▶ _WORK ORDER_:
Your answer should be one number: the count of lines in the data below that include "this".

++++

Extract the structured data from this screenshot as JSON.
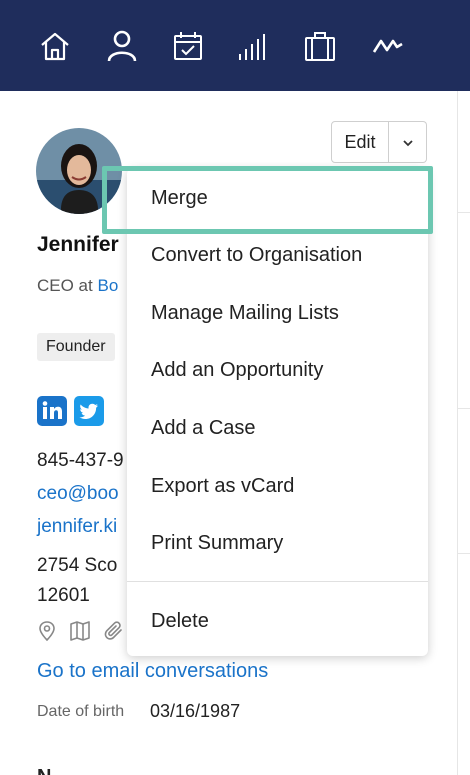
{
  "nav": {
    "icons": [
      "home-icon",
      "person-icon",
      "calendar-icon",
      "signal-bars-icon",
      "briefcase-icon",
      "activity-icon"
    ],
    "background": "#1f2d5c",
    "icon_color": "#ffffff"
  },
  "contact": {
    "name": "Jennifer",
    "role_prefix": "CEO at",
    "organisation": "Bo",
    "tag": "Founder",
    "social": [
      "linkedin",
      "twitter"
    ],
    "phone": "845-437-9",
    "email": "ceo@boo",
    "website": "jennifer.ki",
    "address_line1": "2754 Sco",
    "address_line2": "12601",
    "icons": [
      "location-pin-icon",
      "map-icon",
      "paperclip-icon"
    ],
    "email_conversations_link": "Go to email conversations",
    "dob_label": "Date of birth",
    "dob_value": "03/16/1987",
    "next_section_heading": "N"
  },
  "toolbar": {
    "edit_label": "Edit"
  },
  "menu": {
    "items": [
      "Merge",
      "Convert to Organisation",
      "Manage Mailing Lists",
      "Add an Opportunity",
      "Add a Case",
      "Export as vCard",
      "Print Summary",
      "Delete"
    ],
    "highlighted_item": "Merge"
  },
  "colors": {
    "link": "#1a73c9",
    "highlight_border": "#6cc7b1",
    "linkedin": "#1a73c9",
    "twitter": "#1b9be9"
  }
}
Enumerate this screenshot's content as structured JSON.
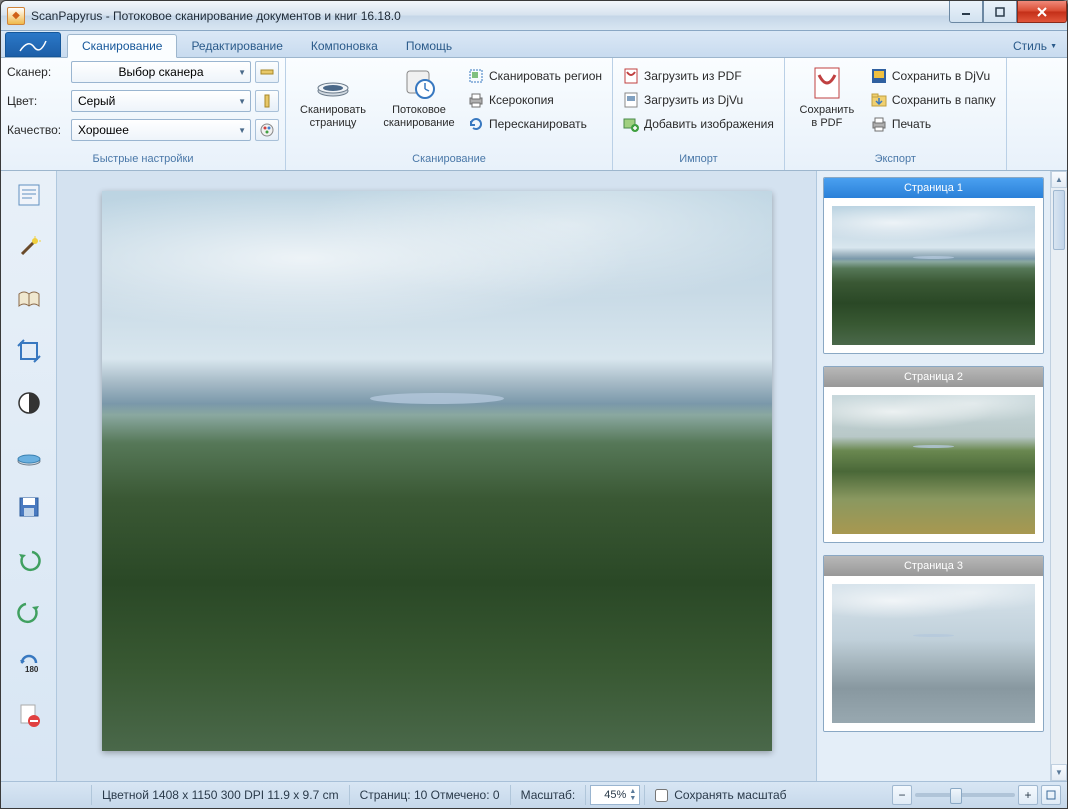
{
  "window": {
    "title": "ScanPapyrus - Потоковое сканирование документов и книг 16.18.0"
  },
  "tabs": {
    "scan": "Сканирование",
    "edit": "Редактирование",
    "layout": "Компоновка",
    "help": "Помощь",
    "style": "Стиль"
  },
  "settings": {
    "scanner_label": "Сканер:",
    "scanner_value": "Выбор сканера",
    "color_label": "Цвет:",
    "color_value": "Серый",
    "quality_label": "Качество:",
    "quality_value": "Хорошее",
    "group": "Быстрые настройки"
  },
  "scan_group": {
    "scan_page_l1": "Сканировать",
    "scan_page_l2": "страницу",
    "batch_l1": "Потоковое",
    "batch_l2": "сканирование",
    "region": "Сканировать регион",
    "copy": "Ксерокопия",
    "rescan": "Пересканировать",
    "group": "Сканирование"
  },
  "import_group": {
    "pdf": "Загрузить из PDF",
    "djvu": "Загрузить из DjVu",
    "images": "Добавить изображения",
    "group": "Импорт"
  },
  "export_group": {
    "save_pdf_l1": "Сохранить",
    "save_pdf_l2": "в PDF",
    "save_djvu": "Сохранить в DjVu",
    "save_folder": "Сохранить в папку",
    "print": "Печать",
    "group": "Экспорт"
  },
  "pages": {
    "p1": "Страница 1",
    "p2": "Страница 2",
    "p3": "Страница 3"
  },
  "status": {
    "info": "Цветной  1408 x 1150  300 DPI  11.9 x 9.7 cm",
    "pages": "Страниц: 10 Отмечено: 0",
    "zoom_label": "Масштаб:",
    "zoom_value": "45%",
    "keep_zoom": "Сохранять масштаб"
  }
}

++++

▶ _TASK OUTPUT_:
2